##### Dataset #####

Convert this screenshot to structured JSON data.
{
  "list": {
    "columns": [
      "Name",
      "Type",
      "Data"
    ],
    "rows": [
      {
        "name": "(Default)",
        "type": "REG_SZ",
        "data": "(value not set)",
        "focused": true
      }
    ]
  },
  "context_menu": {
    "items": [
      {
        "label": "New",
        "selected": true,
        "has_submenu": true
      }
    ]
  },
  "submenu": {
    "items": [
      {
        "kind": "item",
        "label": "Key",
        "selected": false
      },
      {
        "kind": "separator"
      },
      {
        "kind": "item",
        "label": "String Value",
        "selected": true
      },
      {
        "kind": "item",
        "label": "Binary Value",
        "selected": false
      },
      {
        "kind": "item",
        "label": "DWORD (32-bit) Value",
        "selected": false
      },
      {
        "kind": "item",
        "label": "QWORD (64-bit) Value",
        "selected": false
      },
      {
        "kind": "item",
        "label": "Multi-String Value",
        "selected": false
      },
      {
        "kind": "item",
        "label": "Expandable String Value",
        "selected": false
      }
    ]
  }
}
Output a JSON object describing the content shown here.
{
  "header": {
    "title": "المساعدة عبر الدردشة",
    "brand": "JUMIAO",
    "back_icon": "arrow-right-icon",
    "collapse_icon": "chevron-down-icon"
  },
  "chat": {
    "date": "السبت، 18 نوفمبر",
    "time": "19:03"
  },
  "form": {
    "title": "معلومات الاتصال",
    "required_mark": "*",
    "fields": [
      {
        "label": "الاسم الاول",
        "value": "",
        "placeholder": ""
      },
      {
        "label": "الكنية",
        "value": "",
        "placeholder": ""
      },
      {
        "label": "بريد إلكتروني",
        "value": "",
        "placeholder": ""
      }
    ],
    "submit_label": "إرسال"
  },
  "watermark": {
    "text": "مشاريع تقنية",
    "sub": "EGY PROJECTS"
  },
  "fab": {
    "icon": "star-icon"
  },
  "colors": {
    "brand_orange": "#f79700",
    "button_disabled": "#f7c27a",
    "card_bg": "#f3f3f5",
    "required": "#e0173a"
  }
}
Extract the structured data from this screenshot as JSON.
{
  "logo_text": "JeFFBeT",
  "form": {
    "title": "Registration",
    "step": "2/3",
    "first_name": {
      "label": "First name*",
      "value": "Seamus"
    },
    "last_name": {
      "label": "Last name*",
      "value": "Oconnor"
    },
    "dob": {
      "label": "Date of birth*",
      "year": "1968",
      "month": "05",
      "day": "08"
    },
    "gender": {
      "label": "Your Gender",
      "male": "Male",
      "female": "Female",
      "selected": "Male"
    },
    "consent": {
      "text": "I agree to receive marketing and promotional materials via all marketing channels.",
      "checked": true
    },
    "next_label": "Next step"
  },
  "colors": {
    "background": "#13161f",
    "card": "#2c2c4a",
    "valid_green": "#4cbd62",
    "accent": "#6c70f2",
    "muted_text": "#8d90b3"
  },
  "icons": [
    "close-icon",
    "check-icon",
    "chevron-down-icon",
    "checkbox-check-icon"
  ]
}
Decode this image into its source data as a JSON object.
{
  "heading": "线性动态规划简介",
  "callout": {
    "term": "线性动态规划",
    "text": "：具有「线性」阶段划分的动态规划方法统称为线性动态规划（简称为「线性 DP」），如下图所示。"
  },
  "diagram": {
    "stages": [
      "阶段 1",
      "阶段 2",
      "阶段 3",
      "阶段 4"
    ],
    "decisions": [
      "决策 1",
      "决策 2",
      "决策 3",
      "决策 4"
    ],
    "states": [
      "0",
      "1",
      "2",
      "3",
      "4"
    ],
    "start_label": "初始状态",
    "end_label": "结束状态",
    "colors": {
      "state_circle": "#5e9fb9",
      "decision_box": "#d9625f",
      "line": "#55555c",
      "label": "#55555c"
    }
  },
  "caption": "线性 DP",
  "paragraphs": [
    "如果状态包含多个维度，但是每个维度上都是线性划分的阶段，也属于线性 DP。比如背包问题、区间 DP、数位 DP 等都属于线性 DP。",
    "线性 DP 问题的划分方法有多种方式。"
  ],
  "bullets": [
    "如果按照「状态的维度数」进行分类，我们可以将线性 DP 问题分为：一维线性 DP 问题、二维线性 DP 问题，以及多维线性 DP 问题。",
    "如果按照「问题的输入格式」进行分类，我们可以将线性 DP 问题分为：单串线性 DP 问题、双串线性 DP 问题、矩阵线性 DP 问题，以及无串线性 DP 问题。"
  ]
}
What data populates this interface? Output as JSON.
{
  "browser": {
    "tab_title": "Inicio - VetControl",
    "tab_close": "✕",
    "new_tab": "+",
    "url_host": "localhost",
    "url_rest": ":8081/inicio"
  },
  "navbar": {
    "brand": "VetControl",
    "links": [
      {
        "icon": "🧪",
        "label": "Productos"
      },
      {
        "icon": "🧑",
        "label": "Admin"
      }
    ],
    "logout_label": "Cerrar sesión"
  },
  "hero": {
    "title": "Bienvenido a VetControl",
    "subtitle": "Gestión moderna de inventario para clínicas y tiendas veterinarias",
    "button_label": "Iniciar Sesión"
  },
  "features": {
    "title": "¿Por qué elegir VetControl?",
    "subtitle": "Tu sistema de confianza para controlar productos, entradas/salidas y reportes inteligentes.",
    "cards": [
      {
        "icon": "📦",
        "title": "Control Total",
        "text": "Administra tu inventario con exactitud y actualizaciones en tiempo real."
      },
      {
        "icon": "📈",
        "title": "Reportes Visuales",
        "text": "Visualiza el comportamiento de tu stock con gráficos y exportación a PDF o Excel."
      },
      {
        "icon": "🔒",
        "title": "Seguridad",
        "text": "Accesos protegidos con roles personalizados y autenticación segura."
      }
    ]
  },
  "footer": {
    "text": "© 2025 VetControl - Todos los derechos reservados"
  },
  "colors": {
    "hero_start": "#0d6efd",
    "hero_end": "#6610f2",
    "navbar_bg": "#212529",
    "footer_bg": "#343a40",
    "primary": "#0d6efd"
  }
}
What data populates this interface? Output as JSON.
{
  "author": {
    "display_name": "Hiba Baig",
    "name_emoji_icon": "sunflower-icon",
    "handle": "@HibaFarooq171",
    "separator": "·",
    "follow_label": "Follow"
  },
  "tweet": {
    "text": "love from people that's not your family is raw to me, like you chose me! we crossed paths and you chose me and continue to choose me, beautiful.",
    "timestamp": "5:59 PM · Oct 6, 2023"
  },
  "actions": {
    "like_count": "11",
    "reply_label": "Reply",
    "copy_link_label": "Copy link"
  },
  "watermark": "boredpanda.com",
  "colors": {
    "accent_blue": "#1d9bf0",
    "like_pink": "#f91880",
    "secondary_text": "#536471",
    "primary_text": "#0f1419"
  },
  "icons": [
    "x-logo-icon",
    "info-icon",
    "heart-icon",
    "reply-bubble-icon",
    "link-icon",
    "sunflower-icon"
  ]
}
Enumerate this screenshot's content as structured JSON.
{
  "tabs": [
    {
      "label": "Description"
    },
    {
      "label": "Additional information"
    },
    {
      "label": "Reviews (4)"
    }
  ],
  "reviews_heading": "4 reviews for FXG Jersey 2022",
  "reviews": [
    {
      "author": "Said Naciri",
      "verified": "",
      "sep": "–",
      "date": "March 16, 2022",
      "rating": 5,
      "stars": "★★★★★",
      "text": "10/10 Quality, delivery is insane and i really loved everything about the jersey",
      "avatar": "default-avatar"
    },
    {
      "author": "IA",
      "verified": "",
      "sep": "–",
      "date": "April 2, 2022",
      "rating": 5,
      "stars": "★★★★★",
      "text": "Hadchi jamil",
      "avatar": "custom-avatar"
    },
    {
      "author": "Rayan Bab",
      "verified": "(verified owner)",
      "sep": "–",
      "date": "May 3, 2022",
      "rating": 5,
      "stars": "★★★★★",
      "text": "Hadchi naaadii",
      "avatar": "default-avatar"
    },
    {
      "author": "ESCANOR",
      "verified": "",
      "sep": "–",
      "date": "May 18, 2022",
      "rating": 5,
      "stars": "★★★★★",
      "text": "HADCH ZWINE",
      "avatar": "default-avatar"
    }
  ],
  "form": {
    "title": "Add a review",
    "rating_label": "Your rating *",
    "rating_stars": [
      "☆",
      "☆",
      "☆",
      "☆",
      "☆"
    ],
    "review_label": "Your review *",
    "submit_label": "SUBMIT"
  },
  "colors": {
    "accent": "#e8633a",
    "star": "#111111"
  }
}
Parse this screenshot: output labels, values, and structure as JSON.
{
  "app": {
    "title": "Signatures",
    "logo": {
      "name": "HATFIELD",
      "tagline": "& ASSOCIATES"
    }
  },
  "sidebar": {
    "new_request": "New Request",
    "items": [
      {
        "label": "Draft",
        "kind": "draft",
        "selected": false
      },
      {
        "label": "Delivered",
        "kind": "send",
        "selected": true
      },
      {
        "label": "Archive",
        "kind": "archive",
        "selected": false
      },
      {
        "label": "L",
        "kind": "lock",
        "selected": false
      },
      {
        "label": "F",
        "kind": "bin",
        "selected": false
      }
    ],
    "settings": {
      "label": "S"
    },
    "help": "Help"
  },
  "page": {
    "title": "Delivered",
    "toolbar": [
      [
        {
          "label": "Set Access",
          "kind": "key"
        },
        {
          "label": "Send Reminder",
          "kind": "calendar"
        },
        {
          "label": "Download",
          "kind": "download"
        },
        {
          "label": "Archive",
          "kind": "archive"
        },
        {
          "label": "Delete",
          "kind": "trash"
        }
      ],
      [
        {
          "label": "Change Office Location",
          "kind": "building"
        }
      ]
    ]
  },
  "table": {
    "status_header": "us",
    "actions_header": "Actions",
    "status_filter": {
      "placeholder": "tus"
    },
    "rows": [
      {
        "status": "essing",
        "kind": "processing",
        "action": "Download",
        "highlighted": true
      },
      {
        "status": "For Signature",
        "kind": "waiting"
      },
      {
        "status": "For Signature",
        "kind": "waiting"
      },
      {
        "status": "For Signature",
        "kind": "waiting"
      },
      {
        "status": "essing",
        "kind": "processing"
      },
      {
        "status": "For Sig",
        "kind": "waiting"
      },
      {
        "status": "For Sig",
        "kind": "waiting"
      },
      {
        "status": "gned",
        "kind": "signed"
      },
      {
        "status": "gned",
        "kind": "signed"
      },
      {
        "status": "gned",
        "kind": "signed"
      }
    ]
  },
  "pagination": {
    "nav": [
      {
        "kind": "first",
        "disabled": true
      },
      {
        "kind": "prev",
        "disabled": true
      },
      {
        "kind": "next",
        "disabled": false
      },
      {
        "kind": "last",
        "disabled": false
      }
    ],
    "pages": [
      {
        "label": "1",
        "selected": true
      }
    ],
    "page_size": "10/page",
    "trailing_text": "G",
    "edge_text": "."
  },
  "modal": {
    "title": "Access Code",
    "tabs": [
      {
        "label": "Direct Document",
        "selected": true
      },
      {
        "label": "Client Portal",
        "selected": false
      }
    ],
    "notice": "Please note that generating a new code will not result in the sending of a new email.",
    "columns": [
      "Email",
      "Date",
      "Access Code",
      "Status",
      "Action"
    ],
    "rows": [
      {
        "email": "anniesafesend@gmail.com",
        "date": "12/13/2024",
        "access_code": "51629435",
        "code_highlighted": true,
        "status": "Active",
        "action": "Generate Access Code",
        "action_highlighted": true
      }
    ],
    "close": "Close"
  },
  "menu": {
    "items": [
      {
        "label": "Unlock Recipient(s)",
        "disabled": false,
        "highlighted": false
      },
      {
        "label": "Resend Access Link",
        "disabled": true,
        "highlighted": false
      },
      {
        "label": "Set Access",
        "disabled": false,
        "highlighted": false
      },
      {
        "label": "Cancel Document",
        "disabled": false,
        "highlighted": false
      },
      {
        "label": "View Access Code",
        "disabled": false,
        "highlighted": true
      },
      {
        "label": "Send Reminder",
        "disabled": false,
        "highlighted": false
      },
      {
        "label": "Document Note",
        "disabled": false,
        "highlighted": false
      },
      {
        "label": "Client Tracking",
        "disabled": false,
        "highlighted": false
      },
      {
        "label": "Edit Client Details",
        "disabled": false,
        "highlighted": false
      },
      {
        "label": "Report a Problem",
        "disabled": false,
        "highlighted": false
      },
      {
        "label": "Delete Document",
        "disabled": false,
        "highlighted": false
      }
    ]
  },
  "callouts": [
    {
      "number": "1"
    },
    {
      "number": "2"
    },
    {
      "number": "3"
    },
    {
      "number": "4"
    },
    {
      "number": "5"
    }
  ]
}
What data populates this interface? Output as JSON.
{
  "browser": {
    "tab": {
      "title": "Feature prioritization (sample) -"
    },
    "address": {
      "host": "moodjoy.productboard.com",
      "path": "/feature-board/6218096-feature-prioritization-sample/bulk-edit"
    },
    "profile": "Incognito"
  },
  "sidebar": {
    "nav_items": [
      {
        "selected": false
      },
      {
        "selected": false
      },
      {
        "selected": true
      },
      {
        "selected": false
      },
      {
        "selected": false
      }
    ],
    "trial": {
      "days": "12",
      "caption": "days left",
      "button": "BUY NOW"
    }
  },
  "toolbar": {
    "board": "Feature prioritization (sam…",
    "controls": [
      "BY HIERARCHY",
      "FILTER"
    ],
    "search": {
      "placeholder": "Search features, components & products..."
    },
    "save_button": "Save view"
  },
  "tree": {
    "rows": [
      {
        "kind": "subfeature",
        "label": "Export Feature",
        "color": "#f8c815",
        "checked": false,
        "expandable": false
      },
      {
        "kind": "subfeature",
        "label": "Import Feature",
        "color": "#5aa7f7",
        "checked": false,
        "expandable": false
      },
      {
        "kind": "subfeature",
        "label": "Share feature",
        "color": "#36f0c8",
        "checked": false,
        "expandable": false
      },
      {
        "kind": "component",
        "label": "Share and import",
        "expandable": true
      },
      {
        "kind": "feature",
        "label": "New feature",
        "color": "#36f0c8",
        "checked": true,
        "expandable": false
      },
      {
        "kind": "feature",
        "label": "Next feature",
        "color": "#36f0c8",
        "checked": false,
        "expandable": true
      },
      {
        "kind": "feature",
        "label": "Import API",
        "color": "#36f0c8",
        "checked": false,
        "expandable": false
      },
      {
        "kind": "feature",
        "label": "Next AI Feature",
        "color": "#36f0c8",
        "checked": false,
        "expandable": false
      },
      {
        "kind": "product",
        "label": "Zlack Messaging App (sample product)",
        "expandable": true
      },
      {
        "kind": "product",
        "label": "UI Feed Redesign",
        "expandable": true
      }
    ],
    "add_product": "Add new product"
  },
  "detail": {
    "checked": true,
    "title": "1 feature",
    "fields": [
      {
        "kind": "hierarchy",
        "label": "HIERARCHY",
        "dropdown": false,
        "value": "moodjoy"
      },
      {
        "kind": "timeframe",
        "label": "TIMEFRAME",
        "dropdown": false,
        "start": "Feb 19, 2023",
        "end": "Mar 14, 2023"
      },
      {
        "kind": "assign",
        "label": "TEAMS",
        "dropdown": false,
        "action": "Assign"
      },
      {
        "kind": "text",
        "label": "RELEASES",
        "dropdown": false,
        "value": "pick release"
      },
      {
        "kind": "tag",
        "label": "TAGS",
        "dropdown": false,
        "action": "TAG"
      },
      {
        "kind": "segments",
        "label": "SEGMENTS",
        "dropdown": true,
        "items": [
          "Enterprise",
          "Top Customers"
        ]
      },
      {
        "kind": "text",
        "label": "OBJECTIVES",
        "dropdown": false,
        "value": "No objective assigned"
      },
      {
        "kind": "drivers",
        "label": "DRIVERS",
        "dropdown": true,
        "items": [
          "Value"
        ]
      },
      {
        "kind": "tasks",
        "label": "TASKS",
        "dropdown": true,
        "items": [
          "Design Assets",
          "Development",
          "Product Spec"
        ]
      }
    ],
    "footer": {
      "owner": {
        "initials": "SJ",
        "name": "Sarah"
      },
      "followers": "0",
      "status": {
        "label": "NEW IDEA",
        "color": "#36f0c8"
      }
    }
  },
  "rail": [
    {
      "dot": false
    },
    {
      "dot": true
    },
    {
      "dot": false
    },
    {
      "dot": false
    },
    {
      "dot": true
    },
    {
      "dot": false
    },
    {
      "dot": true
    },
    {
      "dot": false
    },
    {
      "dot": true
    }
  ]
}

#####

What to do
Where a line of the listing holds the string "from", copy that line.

Result of this exercise
Extract the structured data from this screenshot as JSON.
    "text": "love from people that's not your family is raw to me, like you chose me! we crossed paths and you chose me and continue to choose me, beautiful.",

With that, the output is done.